Professor of Civil Engineering and Director of City’s Research Centre for Civil Engineering Structures, Professor Andreas Kappos, says too much attention is paid to early warning in response to the immediate threat of earthquakes.
He calls for more emphasis on risk reduction.
He made these comments recently as a panellist on the TRT World News’ Roundtable programme, ‘Earthquake alert: Are we closer to predicting disaster?’, recorded in the aftermath of the Sulawesi earthquake and tsunami in Indonesia.
Professor Kappos is the Secretary-General of the European Association of Earthquake Engineering (EAEE).
In 2015, he was appointed to lead the team drafting the revised Eurocode 8 (Part 3), governing the seismic assessment and retrofitting of buildings.

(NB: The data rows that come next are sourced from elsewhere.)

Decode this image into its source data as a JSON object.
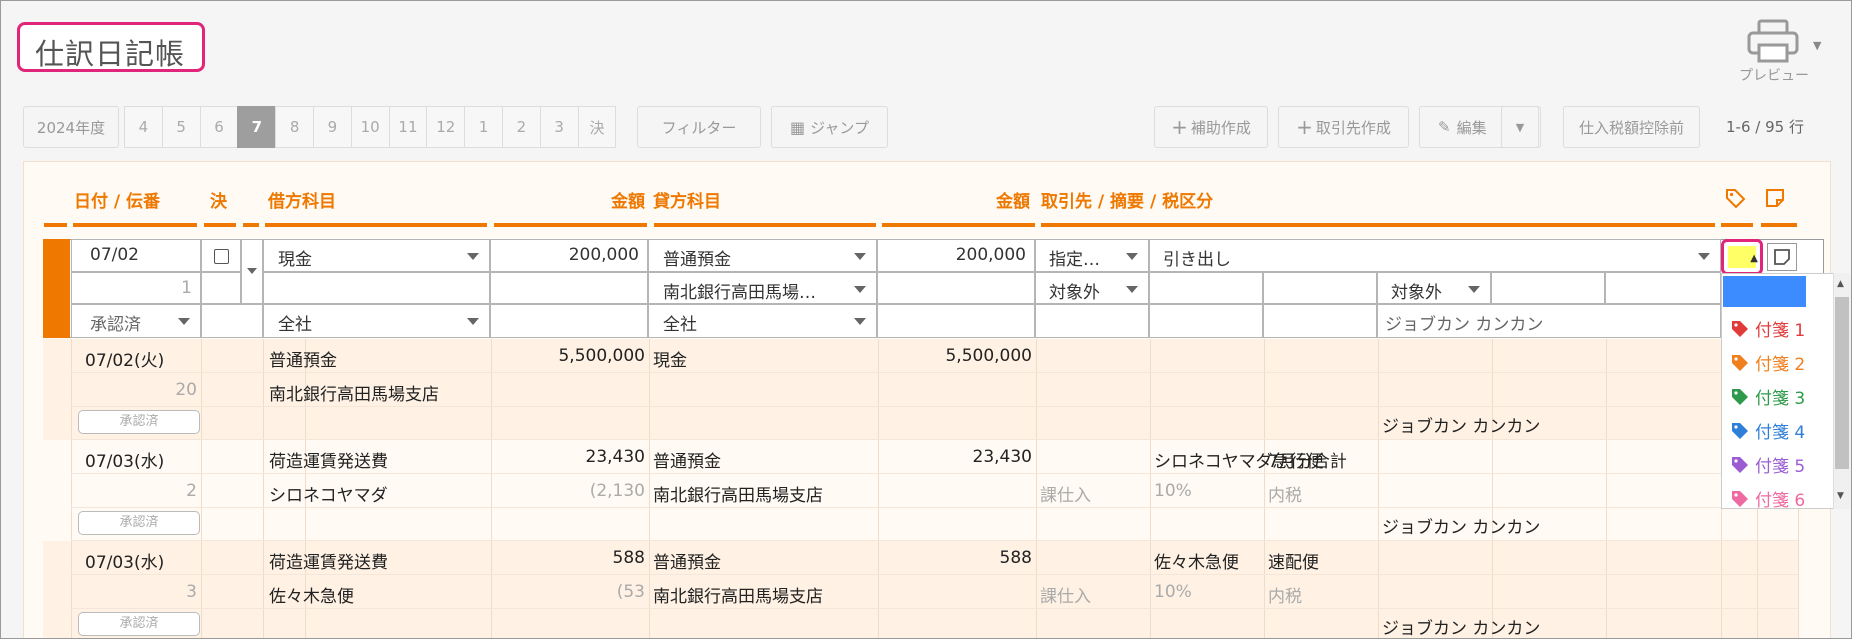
{
  "title": "仕訳日記帳",
  "preview_label": "プレビュー",
  "toolbar": {
    "year": "2024年度",
    "months": [
      "4",
      "5",
      "6",
      "7",
      "8",
      "9",
      "10",
      "11",
      "12",
      "1",
      "2",
      "3",
      "決"
    ],
    "active_month": "7",
    "filter": "フィルター",
    "jump": "ジャンプ",
    "sub_create": "補助作成",
    "client_create": "取引先作成",
    "edit": "編集",
    "deduct": "仕入税額控除前",
    "range": "1-6 / 95 行"
  },
  "headers": {
    "date": "日付 / 伝番",
    "settle": "決",
    "debit": "借方科目",
    "debit_amount": "金額",
    "credit": "貸方科目",
    "credit_amount": "金額",
    "client": "取引先 / 摘要 / 税区分"
  },
  "edit_row": {
    "date": "07/02",
    "number": "1",
    "status": "承認済",
    "debit_account": "現金",
    "debit_amount": "200,000",
    "debit_dept": "全社",
    "credit_account": "普通預金",
    "credit_sub": "南北銀行高田馬場…",
    "credit_amount": "200,000",
    "credit_dept": "全社",
    "client": "指定…",
    "summary": "引き出し",
    "tax1": "対象外",
    "tax2": "対象外",
    "user": "ジョブカン カンカン"
  },
  "rows": [
    {
      "date": "07/02(火)",
      "no": "20",
      "status": "承認済",
      "debit": "普通預金",
      "debit_sub": "南北銀行高田馬場支店",
      "debit_amount": "5,500,000",
      "debit_tax": "",
      "credit": "現金",
      "credit_sub": "",
      "credit_amount": "5,500,000",
      "client": "",
      "summary": "",
      "tax_cat": "",
      "tax_rate": "",
      "tax_type": "",
      "user": "ジョブカン カンカン"
    },
    {
      "date": "07/03(水)",
      "no": "2",
      "status": "承認済",
      "debit": "荷造運賃発送費",
      "debit_sub": "シロネコヤマダ",
      "debit_amount": "23,430",
      "debit_tax": "(2,130",
      "credit": "普通預金",
      "credit_sub": "南北銀行高田馬場支店",
      "credit_amount": "23,430",
      "client": "シロネコヤマダ急行便",
      "summary": "7月分合計",
      "tax_cat": "課仕入",
      "tax_rate": "10%",
      "tax_type": "内税",
      "user": "ジョブカン カンカン"
    },
    {
      "date": "07/03(水)",
      "no": "3",
      "status": "承認済",
      "debit": "荷造運賃発送費",
      "debit_sub": "佐々木急便",
      "debit_amount": "588",
      "debit_tax": "(53",
      "credit": "普通預金",
      "credit_sub": "南北銀行高田馬場支店",
      "credit_amount": "588",
      "client": "佐々木急便",
      "summary": "速配便",
      "tax_cat": "課仕入",
      "tax_rate": "10%",
      "tax_type": "内税",
      "user": "ジョブカン カンカン"
    }
  ],
  "tags": [
    {
      "label": "付箋 1",
      "color": "#e03a3a"
    },
    {
      "label": "付箋 2",
      "color": "#f07f1e"
    },
    {
      "label": "付箋 3",
      "color": "#2e9a4a"
    },
    {
      "label": "付箋 4",
      "color": "#2f7fd8"
    },
    {
      "label": "付箋 5",
      "color": "#9b5dd1"
    },
    {
      "label": "付箋 6",
      "color": "#ee6aa0"
    }
  ],
  "colors": {
    "accent": "#ee7800",
    "highlight": "#e0257a"
  }
}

Professor Kappos has been part of a variety of code-related bodies, among them the Drafting Committee of the Greek Code for Structural Interventions (compatible with Eurocode 8, Part 3) as well as a large number of seminars and workshops on several aspects of Eurocode 8.
Professor Kappos' work (he is Associate Editor of the Bulletin of Earthquake Engineering), encompasses aspects of the design and assessment of both buildings and bridges.
While the EAEE's key role is in to work closely with national, regional and international organisations on earthquake risk mitigation (rather than governments), the organisation has however made efforts to promote earthquake engineering and seismic risk mitigation at the level of the European Parliament.
Professor Kappos said:
The key lesson from successful retrofit programmes such as the one in Cyprus schools is that politicians have to be convinced that reducing the seismic risk in ‘sensitive’ buildings like schools and other important categories like hospitals and telecommunications buildings is more important than just building a few more similar structures.
“The main problem to overcome in this respect is that strong earthquakes happen every about 500 years and smaller, yet significant ones every around 100 years, which clearly is far longer that the duration of the electoral cycle of any country.”